What is being asked » Could you give the data below again exactly, apart from the pictures?
======== Data for this task ========
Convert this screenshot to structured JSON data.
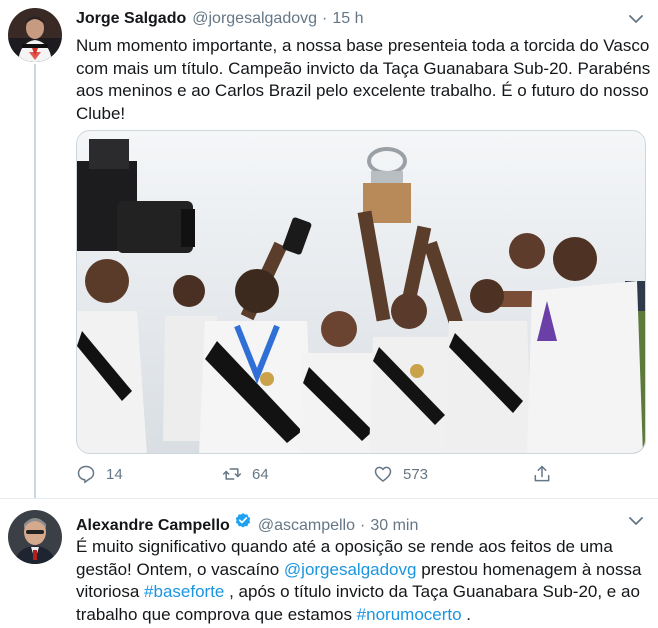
{
  "tweets": [
    {
      "author": {
        "name": "Jorge Salgado",
        "handle": "@jorgesalgadovg"
      },
      "separator": "·",
      "time": "15 h",
      "text_lines": [
        "Num momento importante, a nossa base presenteia toda a torcida do Vasco",
        "com mais um título. Campeão invicto da Taça Guanabara Sub-20. Parabéns",
        "aos meninos e ao Carlos Brazil pelo excelente trabalho. É o futuro do nosso",
        "Clube!"
      ],
      "media": {
        "alt": "Jogadores do Vasco celebrando com o troféu"
      },
      "actions": {
        "replies": "14",
        "retweets": "64",
        "likes": "573"
      },
      "icons": [
        "chevron-down-icon",
        "reply-icon",
        "retweet-icon",
        "like-icon",
        "share-icon"
      ]
    },
    {
      "author": {
        "name": "Alexandre Campello",
        "handle": "@ascampello"
      },
      "separator": "·",
      "time": "30 min",
      "text": {
        "line1": "É muito significativo quando até a oposição se rende aos feitos de uma",
        "line2": "gestão! Ontem, o vascaíno ",
        "mention": "@jorgesalgadovg",
        "line2_end": " prestou homenagem à nossa",
        "line3_start": "vitoriosa ",
        "hashtag1": "#baseforte",
        "line3_end": " , após o título invicto da Taça Guanabara Sub-20, e ao",
        "line4_start": "trabalho que comprova que estamos ",
        "hashtag2": "#norumocerto",
        "line4_end": " ."
      },
      "icons": [
        "verified-icon",
        "chevron-down-icon"
      ]
    }
  ],
  "colors": {
    "text": "#14171a",
    "muted": "#657786",
    "link": "#1b95e0",
    "border": "#ccd6dd",
    "verified": "#1da1f2"
  }
}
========
Response below »
Convert this screenshot to structured JSON data.
{
  "tweets": [
    {
      "author": {
        "name": "Jorge Salgado",
        "handle": "@jorgesalgadovg"
      },
      "separator": "·",
      "time": "15 h",
      "text_lines": [
        "Num momento importante, a nossa base presenteia toda a torcida do Vasco",
        "com mais um título. Campeão invicto da Taça Guanabara Sub-20. Parabéns",
        "aos meninos e ao Carlos Brazil pelo excelente trabalho. É o futuro do nosso",
        "Clube!"
      ],
      "media": {
        "alt": "Jogadores do Vasco celebrando com o troféu"
      },
      "actions": {
        "replies": "14",
        "retweets": "64",
        "likes": "573"
      },
      "icons": [
        "chevron-down-icon",
        "reply-icon",
        "retweet-icon",
        "like-icon",
        "share-icon"
      ]
    },
    {
      "author": {
        "name": "Alexandre Campello",
        "handle": "@ascampello"
      },
      "separator": "·",
      "time": "30 min",
      "text": {
        "line1": "É muito significativo quando até a oposição se rende aos feitos de uma",
        "line2": "gestão! Ontem, o vascaíno ",
        "mention": "@jorgesalgadovg",
        "line2_end": " prestou homenagem à nossa",
        "line3_start": "vitoriosa ",
        "hashtag1": "#baseforte",
        "line3_end": " , após o título invicto da Taça Guanabara Sub-20, e ao",
        "line4_start": "trabalho que comprova que estamos ",
        "hashtag2": "#norumocerto",
        "line4_end": " ."
      },
      "icons": [
        "verified-icon",
        "chevron-down-icon"
      ]
    }
  ],
  "colors": {
    "text": "#14171a",
    "muted": "#657786",
    "link": "#1b95e0",
    "border": "#ccd6dd",
    "verified": "#1da1f2"
  }
}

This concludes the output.